Indian authorities call the shotgun shells filled with hundreds of small metal pellets a “non-lethal” weapon for crowd control, but that does not make them harmless. They’ve inflicted a permanent toll on hundreds of Kashmiris hit by them.Their faces are scarred. Their eyes are damaged or simply gone, replaced with prosthetics. And their psychological wounds run deeper still.”What I miss most is being able to read the holy Quran,” says Firdous Ahmad Dar, 25, a Kashmiri man who lost vision in both eyes after being shot with the pellets during an anti-India protest in the troubled Himalayan region.
Welcome to my home, where my identity is always in question from men in camouflage who have come from planes in hundreds of thousands. The barbed wires guarded by Indian armed forces come with frequent questioning. Since Burhan Muzaffar Wani died during a brief gunfight in South Kashmir, the undercurrents of resistance have gripped the mountains and the vales of this Himalayan region. Speak to people and pat comes the reply: “This time, the mood of the people is different as compared to the uprisings of 2008 and 2010.”
Indian photographer Ronny Sen is awarded the second annual Getty Images Instagram grant for his work on a coal town in India where underground fires have burned for more than 100 years.
“The underground fire in Jharia has been burning for more than a hundred years now. People who inhabit that space have seen this since they were born. So they are totally aware of it and it’s very much a part of their life,” he says.

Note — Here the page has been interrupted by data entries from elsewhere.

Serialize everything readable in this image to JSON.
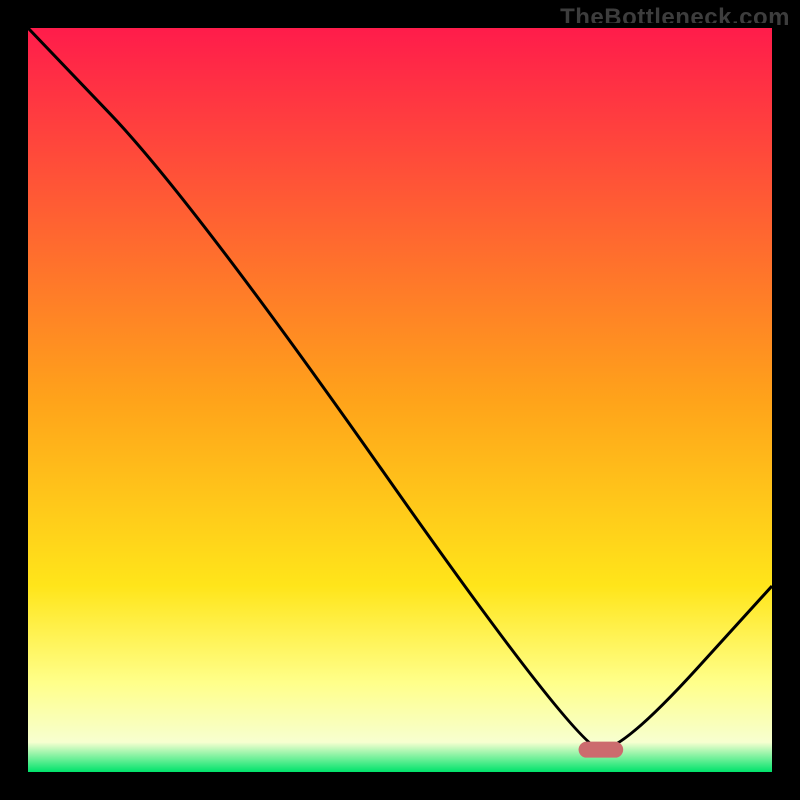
{
  "watermark": "TheBottleneck.com",
  "chart_data": {
    "type": "line",
    "title": "",
    "xlabel": "",
    "ylabel": "",
    "xlim": [
      0,
      100
    ],
    "ylim": [
      0,
      100
    ],
    "x": [
      0,
      22,
      74,
      80,
      100
    ],
    "values": [
      100,
      77,
      3,
      3,
      25
    ],
    "marker_segment": {
      "x0": 74,
      "x1": 80,
      "y": 3
    },
    "colors": {
      "curve": "#000000",
      "marker": "#cc6b6e",
      "gradient_stops": [
        {
          "offset": 0.0,
          "color": "#ff1c4b"
        },
        {
          "offset": 0.5,
          "color": "#ffa31a"
        },
        {
          "offset": 0.75,
          "color": "#ffe51a"
        },
        {
          "offset": 0.88,
          "color": "#ffff8a"
        },
        {
          "offset": 0.96,
          "color": "#f7ffd0"
        },
        {
          "offset": 1.0,
          "color": "#00e36b"
        }
      ]
    }
  }
}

“Many villages which were once thriving with life don’t exist anymore. They have simply vanished. While some people have left these areas and shifted elsewhere for better jobs and opportunities in other cities, there is a big population which calls Jharia home and keeps on shifting along the blasting mines.”